The lines to find are those in the entries that hold the word "JSON"; copy every one of them.
── Given data ──
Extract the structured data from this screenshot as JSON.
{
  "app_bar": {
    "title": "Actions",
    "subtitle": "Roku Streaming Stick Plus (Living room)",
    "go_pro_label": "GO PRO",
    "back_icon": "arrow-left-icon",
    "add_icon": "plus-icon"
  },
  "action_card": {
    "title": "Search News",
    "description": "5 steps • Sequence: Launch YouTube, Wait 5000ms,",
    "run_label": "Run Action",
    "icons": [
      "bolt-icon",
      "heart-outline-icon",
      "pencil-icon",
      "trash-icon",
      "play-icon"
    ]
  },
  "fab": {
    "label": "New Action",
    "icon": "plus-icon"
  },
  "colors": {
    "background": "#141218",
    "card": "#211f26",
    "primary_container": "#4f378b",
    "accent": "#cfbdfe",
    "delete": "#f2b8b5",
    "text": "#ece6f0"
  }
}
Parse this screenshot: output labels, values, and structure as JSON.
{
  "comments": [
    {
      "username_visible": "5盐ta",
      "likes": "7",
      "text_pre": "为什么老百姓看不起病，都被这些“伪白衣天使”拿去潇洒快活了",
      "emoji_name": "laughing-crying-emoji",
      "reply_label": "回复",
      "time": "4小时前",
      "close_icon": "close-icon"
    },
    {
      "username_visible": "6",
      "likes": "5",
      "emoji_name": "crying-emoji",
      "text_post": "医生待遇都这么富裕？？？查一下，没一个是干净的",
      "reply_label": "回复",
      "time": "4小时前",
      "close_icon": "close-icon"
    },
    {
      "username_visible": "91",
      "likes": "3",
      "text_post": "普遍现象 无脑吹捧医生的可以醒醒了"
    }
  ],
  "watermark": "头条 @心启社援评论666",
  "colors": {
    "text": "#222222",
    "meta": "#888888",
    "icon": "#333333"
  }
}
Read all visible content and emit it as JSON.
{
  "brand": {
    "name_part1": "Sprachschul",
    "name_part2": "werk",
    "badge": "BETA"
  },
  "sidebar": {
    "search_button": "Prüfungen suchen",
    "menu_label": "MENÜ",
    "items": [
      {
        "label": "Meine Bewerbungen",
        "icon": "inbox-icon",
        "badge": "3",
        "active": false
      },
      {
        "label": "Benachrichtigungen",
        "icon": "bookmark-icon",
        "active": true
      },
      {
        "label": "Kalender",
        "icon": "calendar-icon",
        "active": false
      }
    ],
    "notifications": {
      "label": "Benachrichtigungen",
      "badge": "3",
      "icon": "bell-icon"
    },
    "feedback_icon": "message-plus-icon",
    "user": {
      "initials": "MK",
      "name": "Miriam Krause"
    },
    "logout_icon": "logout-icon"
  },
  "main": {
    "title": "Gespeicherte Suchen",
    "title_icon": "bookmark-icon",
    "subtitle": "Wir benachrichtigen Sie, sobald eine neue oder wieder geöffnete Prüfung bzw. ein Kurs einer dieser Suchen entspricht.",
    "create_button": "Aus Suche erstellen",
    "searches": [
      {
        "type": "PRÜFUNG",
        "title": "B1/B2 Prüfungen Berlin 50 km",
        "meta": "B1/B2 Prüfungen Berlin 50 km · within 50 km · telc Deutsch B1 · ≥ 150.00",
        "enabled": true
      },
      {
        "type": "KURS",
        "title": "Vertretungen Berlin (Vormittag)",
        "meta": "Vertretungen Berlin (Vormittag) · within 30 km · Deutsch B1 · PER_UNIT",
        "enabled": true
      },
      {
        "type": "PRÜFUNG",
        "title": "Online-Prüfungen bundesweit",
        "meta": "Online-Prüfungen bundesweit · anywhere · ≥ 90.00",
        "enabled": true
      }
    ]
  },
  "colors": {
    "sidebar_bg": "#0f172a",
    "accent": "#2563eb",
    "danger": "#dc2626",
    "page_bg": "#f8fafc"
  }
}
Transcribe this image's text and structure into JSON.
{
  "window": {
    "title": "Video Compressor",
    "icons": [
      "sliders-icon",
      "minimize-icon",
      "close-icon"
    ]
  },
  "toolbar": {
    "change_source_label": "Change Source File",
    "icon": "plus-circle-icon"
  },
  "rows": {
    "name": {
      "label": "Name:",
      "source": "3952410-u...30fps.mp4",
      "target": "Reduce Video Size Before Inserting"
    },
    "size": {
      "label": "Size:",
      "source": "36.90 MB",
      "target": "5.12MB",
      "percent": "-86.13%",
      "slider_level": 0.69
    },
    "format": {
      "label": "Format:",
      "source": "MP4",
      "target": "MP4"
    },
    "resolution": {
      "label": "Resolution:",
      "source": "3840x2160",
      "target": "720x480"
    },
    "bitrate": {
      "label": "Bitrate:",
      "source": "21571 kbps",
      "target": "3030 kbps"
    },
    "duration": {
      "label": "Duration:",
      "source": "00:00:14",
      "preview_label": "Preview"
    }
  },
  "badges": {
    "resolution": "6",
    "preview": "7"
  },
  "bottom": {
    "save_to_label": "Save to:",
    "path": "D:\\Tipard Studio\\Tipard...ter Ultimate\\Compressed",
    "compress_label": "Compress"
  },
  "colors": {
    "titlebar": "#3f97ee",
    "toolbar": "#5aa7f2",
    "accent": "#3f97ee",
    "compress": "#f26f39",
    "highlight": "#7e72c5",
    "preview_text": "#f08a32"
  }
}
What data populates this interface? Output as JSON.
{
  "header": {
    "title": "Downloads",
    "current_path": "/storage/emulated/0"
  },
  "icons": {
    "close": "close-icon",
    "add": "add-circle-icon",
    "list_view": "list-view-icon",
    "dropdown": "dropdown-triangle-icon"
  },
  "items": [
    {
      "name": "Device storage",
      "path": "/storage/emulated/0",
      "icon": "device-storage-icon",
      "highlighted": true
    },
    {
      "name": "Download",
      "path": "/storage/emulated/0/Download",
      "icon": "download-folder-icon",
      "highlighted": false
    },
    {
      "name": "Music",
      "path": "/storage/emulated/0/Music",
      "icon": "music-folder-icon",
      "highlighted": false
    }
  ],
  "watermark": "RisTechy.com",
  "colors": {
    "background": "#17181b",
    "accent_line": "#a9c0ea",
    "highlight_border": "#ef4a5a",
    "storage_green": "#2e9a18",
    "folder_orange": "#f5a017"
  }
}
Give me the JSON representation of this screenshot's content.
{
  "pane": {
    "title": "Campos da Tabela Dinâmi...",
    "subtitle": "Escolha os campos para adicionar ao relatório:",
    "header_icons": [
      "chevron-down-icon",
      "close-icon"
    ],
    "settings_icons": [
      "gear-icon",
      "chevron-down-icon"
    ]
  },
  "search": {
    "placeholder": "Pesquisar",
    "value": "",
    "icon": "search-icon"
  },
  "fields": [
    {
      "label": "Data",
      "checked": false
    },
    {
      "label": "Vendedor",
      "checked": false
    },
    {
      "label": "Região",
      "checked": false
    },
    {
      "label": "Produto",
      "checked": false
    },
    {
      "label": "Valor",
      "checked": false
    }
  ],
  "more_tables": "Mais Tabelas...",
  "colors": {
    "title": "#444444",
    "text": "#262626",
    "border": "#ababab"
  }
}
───
> _Task response_:
Extract the structured data from this screenshot as JSON.
Parse this screenshot: output labels, values, and structure as JSON.
Read all visible content and emit it as JSON.
Transcribe this image's text and structure into JSON.
What data populates this interface? Output as JSON.
Give me the JSON representation of this screenshot's content.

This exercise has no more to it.